We began our week driving up to West Palm Beach to have lunch with board member Nancy Marshall. Now that we’re in our fifth week, our projects are really starting to come together and we were excited to share our experiences and projects with Mrs. Marshall in between bites of burgers and fries.
Luis, the Science Communication intern, is writing a paper on Burmese pythons and is also creating a pamphlet with wildlife pictures that he’s acquired over the course of the internship. Adele, the Education intern, is wrapping up her Everglades history timeline for the Everglades Literacy Program. On Tuesday, she joined the education team in Broward and gained hands-on experience with the Everglades Literacy teacher trainings. Thea, the Science Communication intern, is interviewing stakeholders, scientists, and real estate agents for her explanatory video about the Central Everglades Planning Project. She’s also working on her first draft of The Science Insider. I (Natalia, the Digital Communication intern) am drawing Everglades birds (stay tuned to see the final product), working on the weekly blogs, and creating a video about the internship program. I’m also extracting core information from Everglades-related scientific papers to use in an infographic.
Throughout our time at the Foundation, we’ve been able to observe different perspectives – from stakeholders, policymakers, scientists, locals, and indigenous people – of the Everglades. We’ve also seen different geographical locations of the ecosystem – from the canals connected to Lake Okeechobee down to Water Conservation Area’s 2 and 3. On Saturday, we were given yet another opportunity to see a new region of the Everglades and to hear a new perspective – a tour of Florida Bay by Captain Xavier Figueredo.
Did you know that most of Florida Bay is part of Everglades National Park (ENP)? The Bay is highly dependent on freshwater that flows down from ENP, and is struggling with high salinity levels because of a lack of sheet flow. Captain Xavier took a salinity sample which recorded at 40 parts per thousand (ppt) when it should normally be around 34 ppt. If you look at this paper published in 2007, you’ll see that 40 ppt is nearing “very high” levels of salinity, when we’re seeing it as the norm for this time of year. Every year, the baseline for salinity keeps getting pushed higher and higher. However, these problems are not going unnoticed and policy is being pushed to restore the natural sheet flow of the Everglades. In particular, the C-111 South Dade Project that I spoke in support of last week would benefit the Bay by increasing water flow into Taylor Slough which then empties into the region of Florida Bay that suffered massive seagrass dieoffs in 2015.

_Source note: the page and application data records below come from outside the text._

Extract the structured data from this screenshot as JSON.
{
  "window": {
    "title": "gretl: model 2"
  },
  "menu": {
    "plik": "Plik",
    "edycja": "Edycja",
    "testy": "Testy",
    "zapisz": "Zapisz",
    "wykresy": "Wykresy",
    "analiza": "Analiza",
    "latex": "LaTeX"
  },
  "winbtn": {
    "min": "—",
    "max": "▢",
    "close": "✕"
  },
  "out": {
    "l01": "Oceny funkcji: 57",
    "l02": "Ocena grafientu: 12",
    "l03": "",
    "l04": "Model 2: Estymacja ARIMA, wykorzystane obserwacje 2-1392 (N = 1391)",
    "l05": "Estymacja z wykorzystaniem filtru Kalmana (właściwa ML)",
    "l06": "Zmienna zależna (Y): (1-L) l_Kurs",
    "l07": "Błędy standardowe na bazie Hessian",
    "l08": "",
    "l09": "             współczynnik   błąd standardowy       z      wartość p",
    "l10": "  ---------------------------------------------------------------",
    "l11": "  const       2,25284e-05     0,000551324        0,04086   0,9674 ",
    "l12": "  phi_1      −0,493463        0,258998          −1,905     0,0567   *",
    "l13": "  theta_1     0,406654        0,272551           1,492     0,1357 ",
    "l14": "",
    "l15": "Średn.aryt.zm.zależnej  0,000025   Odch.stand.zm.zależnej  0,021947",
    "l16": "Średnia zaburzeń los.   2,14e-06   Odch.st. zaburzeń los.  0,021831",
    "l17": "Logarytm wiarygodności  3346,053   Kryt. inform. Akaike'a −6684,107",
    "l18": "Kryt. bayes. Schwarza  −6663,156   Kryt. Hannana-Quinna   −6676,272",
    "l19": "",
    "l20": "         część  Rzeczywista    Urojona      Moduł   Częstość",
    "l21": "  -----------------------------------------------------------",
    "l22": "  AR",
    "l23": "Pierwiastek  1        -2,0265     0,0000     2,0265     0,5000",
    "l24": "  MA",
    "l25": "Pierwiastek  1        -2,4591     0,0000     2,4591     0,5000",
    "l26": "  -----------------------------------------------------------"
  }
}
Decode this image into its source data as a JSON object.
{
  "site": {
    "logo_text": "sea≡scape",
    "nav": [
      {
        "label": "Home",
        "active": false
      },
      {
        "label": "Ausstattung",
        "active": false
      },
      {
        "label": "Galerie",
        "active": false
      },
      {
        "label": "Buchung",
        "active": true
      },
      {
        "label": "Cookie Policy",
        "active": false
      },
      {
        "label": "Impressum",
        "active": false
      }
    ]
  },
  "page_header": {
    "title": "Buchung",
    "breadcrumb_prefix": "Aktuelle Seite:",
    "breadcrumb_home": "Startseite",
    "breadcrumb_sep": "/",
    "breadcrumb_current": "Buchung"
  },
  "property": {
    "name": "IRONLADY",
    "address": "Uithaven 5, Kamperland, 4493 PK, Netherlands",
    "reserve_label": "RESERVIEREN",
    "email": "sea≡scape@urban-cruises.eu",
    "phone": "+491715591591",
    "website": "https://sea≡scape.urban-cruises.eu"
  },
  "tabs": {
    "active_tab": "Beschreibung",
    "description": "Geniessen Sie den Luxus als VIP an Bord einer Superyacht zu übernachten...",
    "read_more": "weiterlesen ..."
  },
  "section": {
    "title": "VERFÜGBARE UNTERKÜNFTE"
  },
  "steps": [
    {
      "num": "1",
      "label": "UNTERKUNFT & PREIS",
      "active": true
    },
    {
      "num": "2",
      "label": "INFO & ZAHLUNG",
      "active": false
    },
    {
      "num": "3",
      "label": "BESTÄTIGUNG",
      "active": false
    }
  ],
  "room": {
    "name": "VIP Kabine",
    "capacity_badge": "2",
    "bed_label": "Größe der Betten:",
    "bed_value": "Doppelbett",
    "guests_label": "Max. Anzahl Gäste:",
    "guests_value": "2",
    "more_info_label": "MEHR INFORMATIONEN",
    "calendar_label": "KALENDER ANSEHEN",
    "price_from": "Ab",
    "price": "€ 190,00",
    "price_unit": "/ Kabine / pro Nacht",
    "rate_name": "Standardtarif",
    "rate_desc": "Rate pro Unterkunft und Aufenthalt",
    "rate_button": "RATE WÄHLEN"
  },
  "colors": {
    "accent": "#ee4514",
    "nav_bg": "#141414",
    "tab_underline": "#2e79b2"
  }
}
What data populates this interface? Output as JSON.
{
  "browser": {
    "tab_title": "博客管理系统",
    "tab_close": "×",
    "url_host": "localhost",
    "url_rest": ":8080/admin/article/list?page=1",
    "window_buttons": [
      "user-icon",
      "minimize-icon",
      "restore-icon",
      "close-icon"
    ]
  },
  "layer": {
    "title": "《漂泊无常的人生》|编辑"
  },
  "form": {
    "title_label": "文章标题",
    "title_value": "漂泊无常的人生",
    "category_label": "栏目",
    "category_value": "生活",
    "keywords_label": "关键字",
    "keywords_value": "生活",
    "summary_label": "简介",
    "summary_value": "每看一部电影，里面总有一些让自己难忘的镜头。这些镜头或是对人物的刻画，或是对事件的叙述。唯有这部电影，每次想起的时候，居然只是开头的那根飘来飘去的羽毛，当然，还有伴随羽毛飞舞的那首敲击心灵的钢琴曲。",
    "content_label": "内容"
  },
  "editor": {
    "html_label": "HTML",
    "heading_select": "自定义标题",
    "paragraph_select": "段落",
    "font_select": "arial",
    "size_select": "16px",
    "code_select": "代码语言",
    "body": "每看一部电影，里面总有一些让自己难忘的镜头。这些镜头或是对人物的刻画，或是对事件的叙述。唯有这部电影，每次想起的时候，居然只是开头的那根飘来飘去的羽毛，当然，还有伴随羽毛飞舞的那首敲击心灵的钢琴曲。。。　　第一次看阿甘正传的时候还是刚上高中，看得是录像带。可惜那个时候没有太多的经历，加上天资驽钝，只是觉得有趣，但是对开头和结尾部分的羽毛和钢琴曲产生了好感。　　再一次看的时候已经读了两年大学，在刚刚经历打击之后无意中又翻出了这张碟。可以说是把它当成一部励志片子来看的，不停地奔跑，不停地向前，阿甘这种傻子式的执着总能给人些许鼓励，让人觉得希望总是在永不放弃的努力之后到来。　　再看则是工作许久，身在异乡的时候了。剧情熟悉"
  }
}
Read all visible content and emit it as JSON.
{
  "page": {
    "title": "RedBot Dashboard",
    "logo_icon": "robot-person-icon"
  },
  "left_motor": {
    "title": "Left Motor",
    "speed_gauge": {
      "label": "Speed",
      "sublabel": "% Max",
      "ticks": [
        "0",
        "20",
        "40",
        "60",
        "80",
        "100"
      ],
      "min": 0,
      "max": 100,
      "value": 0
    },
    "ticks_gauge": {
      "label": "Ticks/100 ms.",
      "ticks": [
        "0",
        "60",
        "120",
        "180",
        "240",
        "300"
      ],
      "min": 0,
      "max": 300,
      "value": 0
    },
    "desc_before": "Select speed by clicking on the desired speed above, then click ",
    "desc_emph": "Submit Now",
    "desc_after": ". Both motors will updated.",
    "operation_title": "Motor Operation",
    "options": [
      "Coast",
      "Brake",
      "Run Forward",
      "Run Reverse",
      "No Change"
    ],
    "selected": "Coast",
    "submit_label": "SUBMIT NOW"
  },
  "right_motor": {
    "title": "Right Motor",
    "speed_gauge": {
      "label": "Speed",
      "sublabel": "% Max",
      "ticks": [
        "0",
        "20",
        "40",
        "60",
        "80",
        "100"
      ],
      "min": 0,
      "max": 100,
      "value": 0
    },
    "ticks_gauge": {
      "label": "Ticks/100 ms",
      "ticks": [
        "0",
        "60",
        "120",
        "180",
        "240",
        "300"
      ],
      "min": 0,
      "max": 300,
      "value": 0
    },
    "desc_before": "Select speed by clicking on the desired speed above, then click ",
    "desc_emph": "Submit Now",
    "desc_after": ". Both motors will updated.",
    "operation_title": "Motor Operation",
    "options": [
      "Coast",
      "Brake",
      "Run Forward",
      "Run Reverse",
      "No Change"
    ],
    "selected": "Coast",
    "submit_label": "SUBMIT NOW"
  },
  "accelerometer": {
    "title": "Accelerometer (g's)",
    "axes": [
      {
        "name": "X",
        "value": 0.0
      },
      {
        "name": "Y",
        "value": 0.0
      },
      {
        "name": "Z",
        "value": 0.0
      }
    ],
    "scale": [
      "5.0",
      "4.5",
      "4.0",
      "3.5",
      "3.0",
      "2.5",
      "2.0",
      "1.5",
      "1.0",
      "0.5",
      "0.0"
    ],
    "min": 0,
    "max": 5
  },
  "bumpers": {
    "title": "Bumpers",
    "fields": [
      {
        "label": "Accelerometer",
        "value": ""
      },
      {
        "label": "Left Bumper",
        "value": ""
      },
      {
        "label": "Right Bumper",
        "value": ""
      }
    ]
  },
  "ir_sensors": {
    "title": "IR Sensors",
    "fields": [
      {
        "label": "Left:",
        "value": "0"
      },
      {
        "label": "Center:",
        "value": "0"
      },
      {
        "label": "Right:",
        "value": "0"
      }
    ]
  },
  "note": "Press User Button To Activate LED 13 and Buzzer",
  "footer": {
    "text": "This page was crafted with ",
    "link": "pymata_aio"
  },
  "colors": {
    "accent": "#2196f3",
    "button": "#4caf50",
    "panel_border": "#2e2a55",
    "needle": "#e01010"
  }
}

We drifted quietly in the Bay and took a moment to appreciate the paradise around us. Wild dolphins played around our boat, and double-crested cormorants nested in the mangrove islands. Luis caught a juvenile blacktip reef shark and Captain Xavier pointed out the shark’s pores, that allow it to pick up electrical activity. We then headed out into the Atlantic, to snorkel at Alligator Reef. I’ve been to Alligator Reef several times before, but only on a kayak. A ride that usually takes me an hour and a half was completed by boat in just over 15 minutes – which made me think that it’s time to get a small boat. When we got there, Luis flew his drone around the lighthouse while Thea, Adele and I snorkeled underneath. We saw dozens of purple sea fans, trunkfish, yellowtail snapper, and parrotfish and by the end of the day, we collectively agreed that this was one of our best days yet.
Signing out much tanner than before,
The Cleverglades Interns